Those familiar with my Six Money Bucket strategy, know that this system can set up a reliable income stream for 25+ years for you and your family. Part of establishing this guarantee requires working with annuities. Not variable annuities (I don’t like these for retirees), but either fixed or immediate annuities.

Annuitizing an investment is the equivalent of getting out of the game and cashing in your chips. Generally this means looking for a steady income and in return giving up the chance of hitting the jackpot in the future. But should you accept the risk of losing an opportunity in exchange for a secure return? The best way to start to answer that question is to look at what is going on around you.

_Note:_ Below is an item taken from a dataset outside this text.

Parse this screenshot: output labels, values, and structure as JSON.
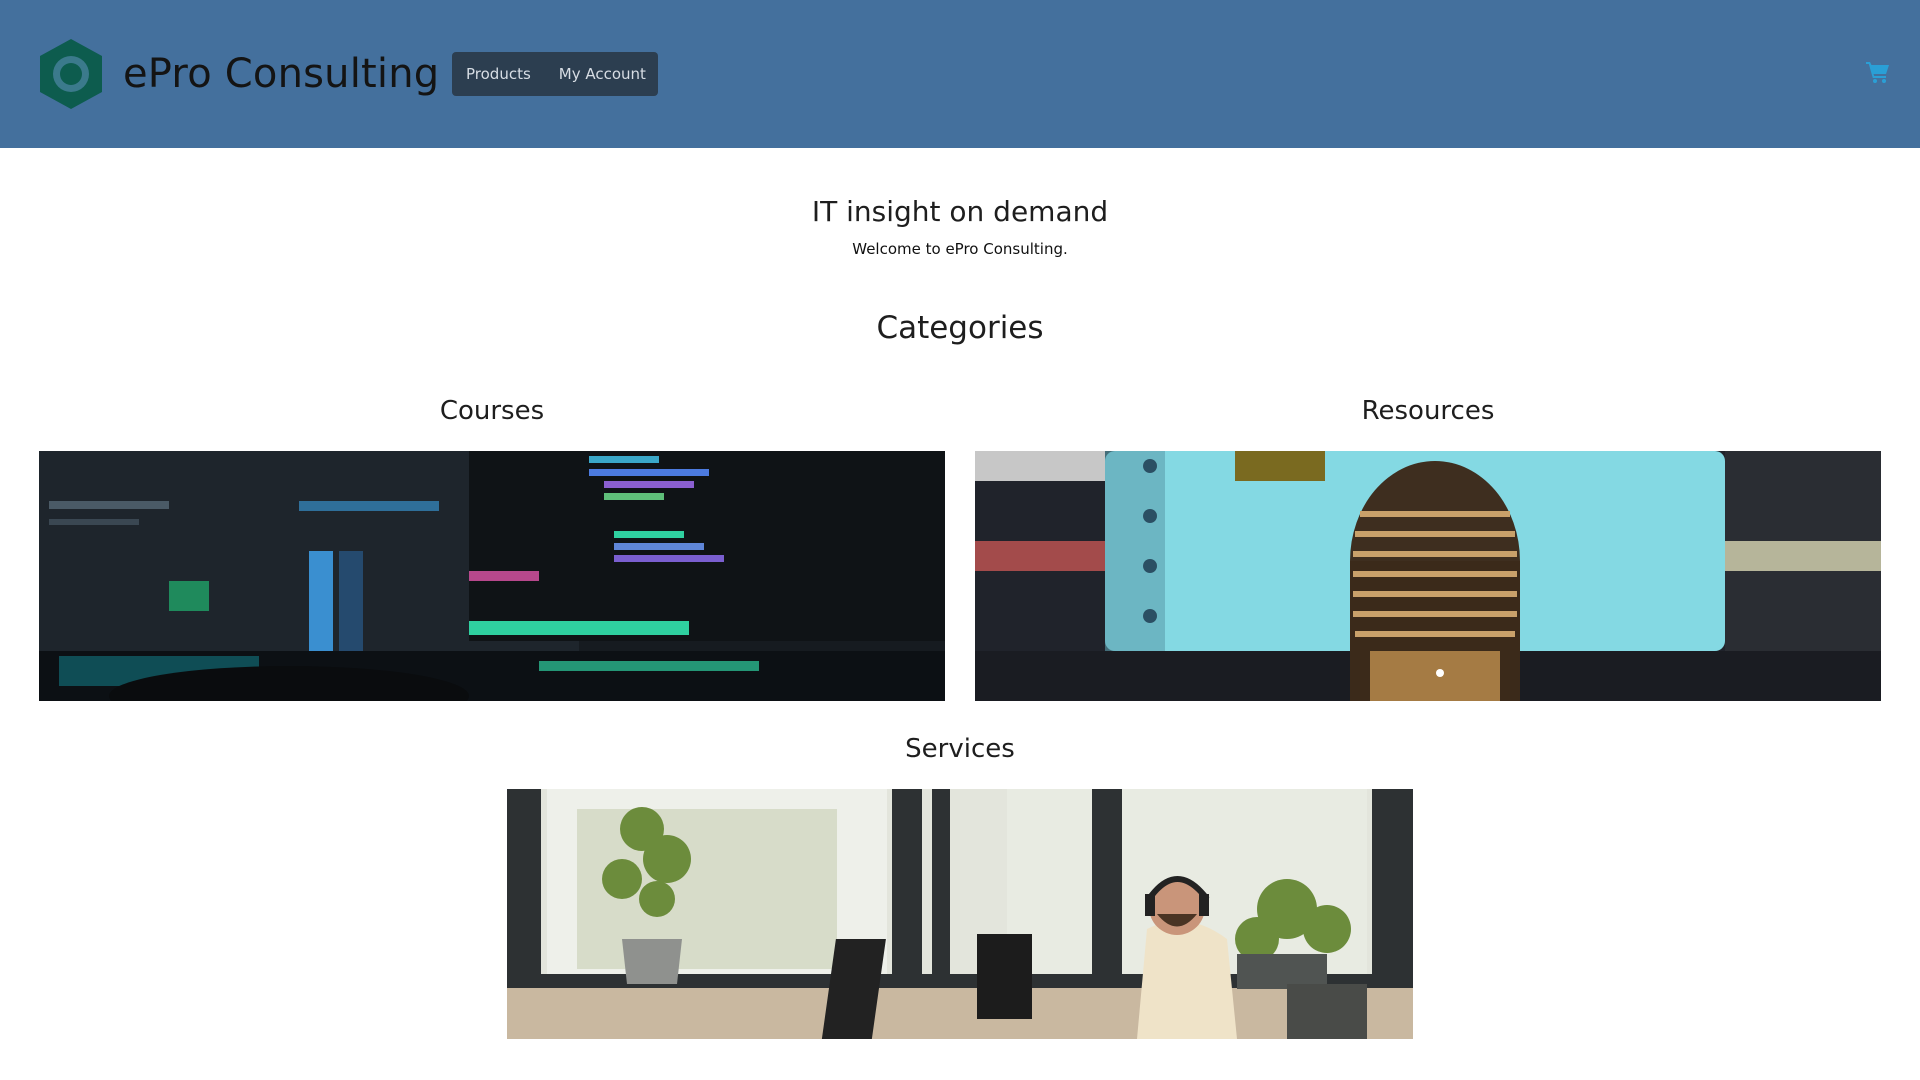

As illustrated above, people are living longer. Thus the possibility of you outliving your savings is greater now than ever. And further medical advances will only improve your chances of living a long, active life. A fixed or immediate annuity may provide a steady income that you cannot outlive. (Guarantees are based on the claims-paying ability of the annuity company. The purchase of an annuity may incur substantial fees and charges. Be sure to understand these fully.)

Additionally, income from annuitization may possibly be taxed more efficiently. This may give you more money to spend when compared to other ways of generating revenue. This is so because part of the proceeds from an immediate annuity is considered a return of your initial investment. Therefore, it is tax-free. The “exclusion ratio” is determined by your age and the length of the payout schedule you select. (IRAs and other retirement plans might not qualify for the exclusion. Consult with your tax professional.)

The key point here, is that by making an annuity part of your retirement planning you have several things going for you:

  1. The annuity gives you a guaranteed check for life.
  2. Social Security gives you a second leg on the chair.
  3. Your IRA/401k savings gave you the third leg to ensure you have steady income for as long as you live.